Psalm 64:3



Verse 3. Who whet their tongue like a sword. Slander has ever been the master weapon of the good man's enemies, and great is the care of the malicious to use it effectively. As warriors grind their swords, to give them an edge which will cut deep and wound desperately, so do the unscrupulous invent falsehoods which shall be calculated to inflict pain, to stab the reputation, to kill the honour of the righteous. What is there which an evil tongue will not say? What misery will it not labour to inflict?

And bend their bows to shoot their arrows, even bitter words. Far off they dart their calumnies, as archers shoot their poisoned arrows. They studiously and with force prepare their speech as bent bows, and then with cool, deliberate aim, they let fly the shaft which they have dipped in bitterness. To sting, to inflict anguish, to destroy, is their one design. Insult, sarcasm, taunting defiance, nicknaming, all these were practised among Orientals as a kind of art; and if in these Western regions, with more refined manners, we are less addicted to the use of rough abuse, it is yet to be feared that the less apparent venom of the tongue inflicts none the less poignant pain. However, in all cases, let us fly to the Lord for help. David had but the one resource of prayer against the twofold weapons of the wicked, for defence against sword or arrow he used the one defence of faith in God.



Verse 3. Who whet their tongue, etc. The verb means, says Parkhurst, "to whet, sharpen," which is performed by reiterated motion of friction; and by a beautiful metaphor it is applied to a wicked tongue. It has, however, been rendered, vibrate, as it is certain a serpent does his tongue. Richard Mant.
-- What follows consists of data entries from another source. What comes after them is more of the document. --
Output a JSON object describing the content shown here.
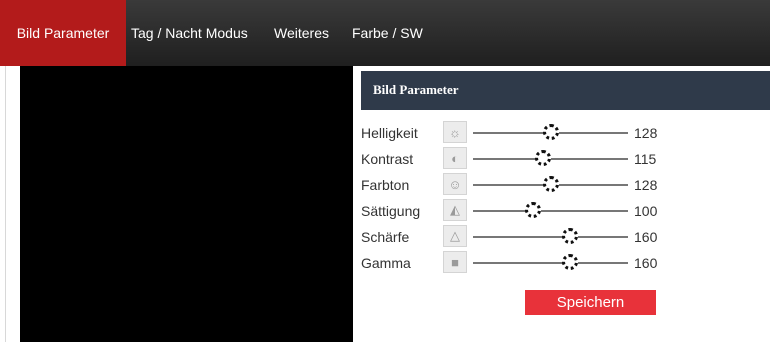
{
  "nav": {
    "tabs": [
      {
        "label": "Bild Parameter",
        "active": true
      },
      {
        "label": "Tag / Nacht Modus"
      },
      {
        "label": "Weiteres"
      },
      {
        "label": "Farbe / SW"
      }
    ]
  },
  "panel": {
    "title": "Bild Parameter",
    "rows": [
      {
        "label": "Helligkeit",
        "icon": "brightness-icon",
        "value": "128",
        "level": 0.5
      },
      {
        "label": "Kontrast",
        "icon": "contrast-icon",
        "value": "115",
        "level": 0.45
      },
      {
        "label": "Farbton",
        "icon": "hue-icon",
        "value": "128",
        "level": 0.5
      },
      {
        "label": "Sättigung",
        "icon": "saturation-icon",
        "value": "100",
        "level": 0.39
      },
      {
        "label": "Schärfe",
        "icon": "sharpness-icon",
        "value": "160",
        "level": 0.627
      },
      {
        "label": "Gamma",
        "icon": "gamma-icon",
        "value": "160",
        "level": 0.627
      }
    ],
    "save_label": "Speichern"
  },
  "colors": {
    "active_tab": "#b31b1b",
    "topbar": "#2a2a2a",
    "panel_header": "#2f3a4a",
    "save_button": "#e8323a"
  }
}
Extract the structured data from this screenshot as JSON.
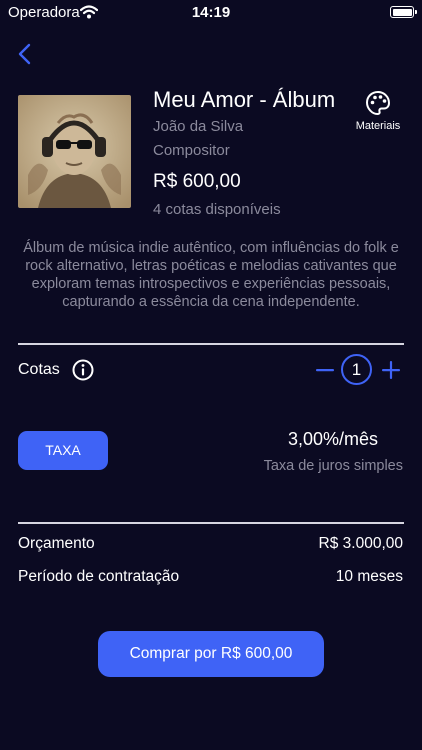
{
  "status_bar": {
    "carrier": "Operadora",
    "time": "14:19"
  },
  "product": {
    "title": "Meu Amor - Álbum",
    "artist": "João da Silva",
    "role": "Compositor",
    "price": "R$ 600,00",
    "quotas_available": "4 cotas disponíveis",
    "materials_label": "Materiais"
  },
  "description": "Álbum de música indie autêntico, com influências do folk e rock alternativo, letras poéticas e melodias cativantes que exploram temas introspectivos e experiências pessoais, capturando a essência da cena independente.",
  "cotas": {
    "label": "Cotas",
    "value": "1"
  },
  "taxa": {
    "button_label": "TAXA",
    "rate": "3,00%/mês",
    "rate_description": "Taxa de juros simples"
  },
  "summary": {
    "budget_label": "Orçamento",
    "budget_value": "R$ 3.000,00",
    "period_label": "Período de contratação",
    "period_value": "10 meses"
  },
  "buy_button_label": "Comprar por R$ 600,00",
  "colors": {
    "background": "#0b0a22",
    "accent": "#3f63f6",
    "muted_text": "#8b8a9c"
  }
}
Verse 3. The ingenuity of man has been wonderfully tasked and exercised in two things, inventing destructive weapons of war, and devising various methods of ruining men by wicked words. The list of the former is found in military writings. But the various forms of evil speaking can hardly be catalogued. Evil speakers have arrows, sharp, barbed, dipped in poison. They have "swords, flaming swords, two edged swords, drawn swords, drawn in anger, with which they cut, and wound, and kill the good name of their neighbour." Sins of the tongue are commonly very cruel. When slander is secret, as it commonly is, you cannot defend yourself from its assaults. Its canons are infernal. One of them is, "If a lie will do better than the truth, tell a lie." Another is, "Heap on reproach; some of it will stick." William S. Plumer.

Verse 3-4. We saw in the Museum at Venice an instrument with which one of the old Italian tyrants was accustomed to shoot poisoned needles at the objects of his wanton malignity. We thought of gossips, backbiters, and secret slanderers, and wished that their mischievous devices might come to a speedy end. Their weapons of innuendo, shrug, and whisper, appear to be as insignificant as needles: but the venom which they instil is deadly to many a reputation. C. H. Spurgeon, in "Feathers for Arrows; or, Illustrations for Preachers and Teachers," 1870.

Verse 3-4. David, upon sad experience, compares a wicked, reviling tongue to three fatal weapons -- a razor, a sword, and an arrow. To a razor, such a one as will take off every little hair: so a reviling tongue will not only take advantage of every gross sin committed by others, but those peccadilloes, the least infirmities which others better qualified cannot so much as discern; secondly, to a sword that wounds: so the tongues of reproaching men cut deeply into the credits and reputations of their brethren, but a sword doth mischief only near hand, not afar off; and, therefore, it is in the third place compared to an arrow, that can hit at a distance: and so revilers do not ill offices to those only in the parish or town where they live, but to others far remote. How much, then, doth it concern every man to walk circumspectly; to give no just cause of reproach, not to make himself a scorn to the fools of the world; but, if they will reproach (as certainly they will), let it be for forwardness in God's ways, and not for sin, that so the reproach may fall upon their own heads, and their scandalous language into their own throats. Jeremiah Burroughs.

Verse 3,7-8. The most mischievous weapons of the wicked are words, even bitter words; but the Word is the chief weapon of the Holy Spirit: and as with this sword the great Captain foiled the tempter in the wilderness, so may we vanquish "the workers of iniquity" with the true Jerusalem blade. J. L. K.



Verse 3. Bitter words. An excellent topic in reference both to the sinner and to professed saints.

Verse 3. The whetting of the tongue. Fresh faults discovered, evil motives imputed, exaggerations invented, lies forged, innuendoes suggested, old slanders furnished, and ancient hatreds rekindled.